I thought it looked too steep and rimmy, but Mike said if he could get across the creek, he thought he could trail them up the ridge and home. His creek crossing skills are impressive and I watched him balance on a fallen tree and make his way to the other side, slow and catty.

Gabe adjusts while Wes holds the reins

After our anniversary, Gabe and Cammie helped us gather and trail the cow herd down from Pumpkin Creek. We had great weather and everything went pretty smoothly. Cammie and I rode up to the cabin and the guys rode back and trailed, while Cammie and I brought the truck down with the boys.

Gabe, Cammie and boys head for the fishing hole

We even made it home in time to do some fishing and goofing off before devouring a delicious ham dinner cooked in the dutch oven. The long days are sure nice after the early dark of winter.
Concentration might catch a fish

Mike has started another fence project. Fencing, fencing, fencing, it never ends. But I'll be glad to have this new fence. It will enclose the area between the house and barn, including the bunkhouse, shop and other outbuildings, and tie in with the corrals.
Gabe and Mike fence planning at dusk

Is it deep enough for the post? 

In real cold winters, when the high creeks and springs freeze, the cattle come down off the benches to water at the river. And after drinking, they often loaf around between the house and barn, leaving their calling cards.

The new fence will create a little holding pasture that we can use for a few animals at a time, while keeping the herd a bit further from the house. We'll still see them when they come by, just not have them right outside the kitchen window!

Time with Grandpa 

I'm thankful to have a partner who likes the same things I do, family, meaningful work, wild places.

Every day challenges us to learn, to benefit from science, art, and husbandry in our labors. And perhaps most of all, to listen, to observe, to be mindful of what we use to live and what our actions result in.

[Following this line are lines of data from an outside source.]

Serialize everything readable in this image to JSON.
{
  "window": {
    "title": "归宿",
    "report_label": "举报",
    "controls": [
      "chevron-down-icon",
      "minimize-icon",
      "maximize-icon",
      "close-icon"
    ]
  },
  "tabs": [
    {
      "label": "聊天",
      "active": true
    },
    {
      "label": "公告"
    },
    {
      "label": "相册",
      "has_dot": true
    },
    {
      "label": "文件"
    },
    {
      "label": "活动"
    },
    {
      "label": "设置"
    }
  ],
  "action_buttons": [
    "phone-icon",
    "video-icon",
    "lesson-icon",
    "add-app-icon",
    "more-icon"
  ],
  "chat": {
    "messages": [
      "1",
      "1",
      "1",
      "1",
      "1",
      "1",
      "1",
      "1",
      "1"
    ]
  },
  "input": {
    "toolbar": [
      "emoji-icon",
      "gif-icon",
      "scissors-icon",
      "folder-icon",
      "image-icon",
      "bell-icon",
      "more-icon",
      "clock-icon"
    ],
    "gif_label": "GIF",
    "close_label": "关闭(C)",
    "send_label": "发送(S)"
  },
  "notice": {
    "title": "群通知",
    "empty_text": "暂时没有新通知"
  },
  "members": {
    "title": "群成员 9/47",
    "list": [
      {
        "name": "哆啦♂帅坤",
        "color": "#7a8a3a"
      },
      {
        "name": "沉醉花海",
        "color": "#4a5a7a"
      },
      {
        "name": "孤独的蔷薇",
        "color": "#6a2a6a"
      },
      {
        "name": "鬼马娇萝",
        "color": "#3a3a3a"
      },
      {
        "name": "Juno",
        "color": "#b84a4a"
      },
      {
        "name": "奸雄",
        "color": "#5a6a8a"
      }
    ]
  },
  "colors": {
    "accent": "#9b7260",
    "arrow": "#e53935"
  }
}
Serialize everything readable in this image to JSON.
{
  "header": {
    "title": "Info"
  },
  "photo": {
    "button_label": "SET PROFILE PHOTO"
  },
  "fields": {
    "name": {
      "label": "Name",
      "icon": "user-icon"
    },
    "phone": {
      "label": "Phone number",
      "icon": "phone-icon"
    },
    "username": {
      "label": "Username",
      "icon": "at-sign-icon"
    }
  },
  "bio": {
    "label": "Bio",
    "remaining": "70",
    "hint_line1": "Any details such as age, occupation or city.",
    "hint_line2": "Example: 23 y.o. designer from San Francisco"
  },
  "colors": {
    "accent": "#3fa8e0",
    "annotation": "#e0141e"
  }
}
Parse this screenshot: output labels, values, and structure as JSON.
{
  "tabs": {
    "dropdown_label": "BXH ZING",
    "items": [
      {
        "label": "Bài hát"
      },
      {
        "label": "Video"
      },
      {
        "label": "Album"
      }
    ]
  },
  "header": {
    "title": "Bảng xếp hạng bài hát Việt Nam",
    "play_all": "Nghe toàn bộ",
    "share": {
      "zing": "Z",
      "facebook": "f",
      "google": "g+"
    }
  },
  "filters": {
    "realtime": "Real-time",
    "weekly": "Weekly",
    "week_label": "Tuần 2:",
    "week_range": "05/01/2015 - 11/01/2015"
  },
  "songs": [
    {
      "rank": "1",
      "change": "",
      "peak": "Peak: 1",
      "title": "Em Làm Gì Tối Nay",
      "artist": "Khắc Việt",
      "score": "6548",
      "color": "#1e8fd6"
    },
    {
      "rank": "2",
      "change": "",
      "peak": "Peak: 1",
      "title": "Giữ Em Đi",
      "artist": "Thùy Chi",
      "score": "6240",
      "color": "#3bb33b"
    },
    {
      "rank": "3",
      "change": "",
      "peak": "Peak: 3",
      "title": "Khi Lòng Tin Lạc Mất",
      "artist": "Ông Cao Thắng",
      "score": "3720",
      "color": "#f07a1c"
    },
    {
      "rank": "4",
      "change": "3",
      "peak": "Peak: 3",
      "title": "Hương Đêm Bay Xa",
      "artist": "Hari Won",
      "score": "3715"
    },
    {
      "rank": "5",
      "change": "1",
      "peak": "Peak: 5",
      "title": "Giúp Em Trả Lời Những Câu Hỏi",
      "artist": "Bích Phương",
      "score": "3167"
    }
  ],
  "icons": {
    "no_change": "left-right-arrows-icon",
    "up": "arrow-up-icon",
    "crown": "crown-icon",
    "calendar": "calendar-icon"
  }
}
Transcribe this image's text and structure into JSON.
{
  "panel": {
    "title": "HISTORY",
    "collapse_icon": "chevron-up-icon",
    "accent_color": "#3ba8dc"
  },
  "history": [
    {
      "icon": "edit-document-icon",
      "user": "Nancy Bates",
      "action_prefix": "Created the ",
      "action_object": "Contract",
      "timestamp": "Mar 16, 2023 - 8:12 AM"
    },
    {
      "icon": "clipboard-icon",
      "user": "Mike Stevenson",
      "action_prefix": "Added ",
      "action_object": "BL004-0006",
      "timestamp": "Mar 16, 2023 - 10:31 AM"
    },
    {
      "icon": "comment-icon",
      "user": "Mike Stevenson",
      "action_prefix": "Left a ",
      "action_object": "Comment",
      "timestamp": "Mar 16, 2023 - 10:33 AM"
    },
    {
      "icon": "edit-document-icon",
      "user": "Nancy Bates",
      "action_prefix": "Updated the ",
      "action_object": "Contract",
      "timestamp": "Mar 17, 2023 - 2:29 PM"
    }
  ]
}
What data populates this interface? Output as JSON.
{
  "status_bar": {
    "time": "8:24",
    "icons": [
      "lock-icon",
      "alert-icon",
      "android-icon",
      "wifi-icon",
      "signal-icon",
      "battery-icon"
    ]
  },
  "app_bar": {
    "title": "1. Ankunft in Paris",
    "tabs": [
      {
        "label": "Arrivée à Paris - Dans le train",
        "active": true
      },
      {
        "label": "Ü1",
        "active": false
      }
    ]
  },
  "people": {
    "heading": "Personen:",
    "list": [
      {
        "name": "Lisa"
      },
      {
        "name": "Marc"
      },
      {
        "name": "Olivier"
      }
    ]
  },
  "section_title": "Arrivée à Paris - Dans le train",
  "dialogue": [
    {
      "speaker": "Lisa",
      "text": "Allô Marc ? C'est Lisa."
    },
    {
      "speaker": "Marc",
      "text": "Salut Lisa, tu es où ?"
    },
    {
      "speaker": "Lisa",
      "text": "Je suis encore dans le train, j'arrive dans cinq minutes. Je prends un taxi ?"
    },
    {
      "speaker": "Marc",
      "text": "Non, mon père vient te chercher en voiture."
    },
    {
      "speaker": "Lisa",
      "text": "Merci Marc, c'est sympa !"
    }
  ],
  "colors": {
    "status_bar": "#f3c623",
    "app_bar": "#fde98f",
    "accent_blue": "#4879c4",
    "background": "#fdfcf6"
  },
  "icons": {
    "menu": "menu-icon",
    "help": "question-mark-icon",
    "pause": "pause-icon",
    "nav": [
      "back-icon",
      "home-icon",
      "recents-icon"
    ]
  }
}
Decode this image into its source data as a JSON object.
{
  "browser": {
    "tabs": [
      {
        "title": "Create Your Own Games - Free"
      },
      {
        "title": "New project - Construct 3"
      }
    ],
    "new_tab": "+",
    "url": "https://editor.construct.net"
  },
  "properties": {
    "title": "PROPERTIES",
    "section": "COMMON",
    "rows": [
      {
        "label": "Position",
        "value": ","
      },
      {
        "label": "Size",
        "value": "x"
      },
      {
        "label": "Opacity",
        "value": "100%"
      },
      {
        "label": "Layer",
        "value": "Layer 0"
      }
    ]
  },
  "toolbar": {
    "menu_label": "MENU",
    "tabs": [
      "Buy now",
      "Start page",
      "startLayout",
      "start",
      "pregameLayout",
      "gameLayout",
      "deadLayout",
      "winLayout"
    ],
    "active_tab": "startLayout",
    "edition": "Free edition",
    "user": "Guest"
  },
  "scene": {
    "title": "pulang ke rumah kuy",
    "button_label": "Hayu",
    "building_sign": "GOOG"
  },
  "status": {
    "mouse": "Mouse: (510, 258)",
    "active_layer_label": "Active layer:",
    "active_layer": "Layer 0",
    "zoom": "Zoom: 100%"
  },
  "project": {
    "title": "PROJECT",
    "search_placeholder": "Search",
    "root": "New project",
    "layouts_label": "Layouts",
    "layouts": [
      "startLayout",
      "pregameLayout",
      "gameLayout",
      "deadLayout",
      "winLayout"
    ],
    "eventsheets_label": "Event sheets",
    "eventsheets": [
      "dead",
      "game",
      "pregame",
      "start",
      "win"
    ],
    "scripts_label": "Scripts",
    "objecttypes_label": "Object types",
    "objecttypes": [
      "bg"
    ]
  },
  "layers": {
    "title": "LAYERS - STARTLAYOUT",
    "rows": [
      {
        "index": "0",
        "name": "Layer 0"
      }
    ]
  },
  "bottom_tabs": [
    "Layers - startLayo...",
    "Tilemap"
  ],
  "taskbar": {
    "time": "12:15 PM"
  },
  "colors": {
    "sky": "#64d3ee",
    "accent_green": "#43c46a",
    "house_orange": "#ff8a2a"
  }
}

I'm also thankful to have a partner who accepts me just the way I am. Swing and all.
A little sketching, a little swinging, a good way to celebrate.

From Sara at Magpie Ranch, home of Bunchgrass Beef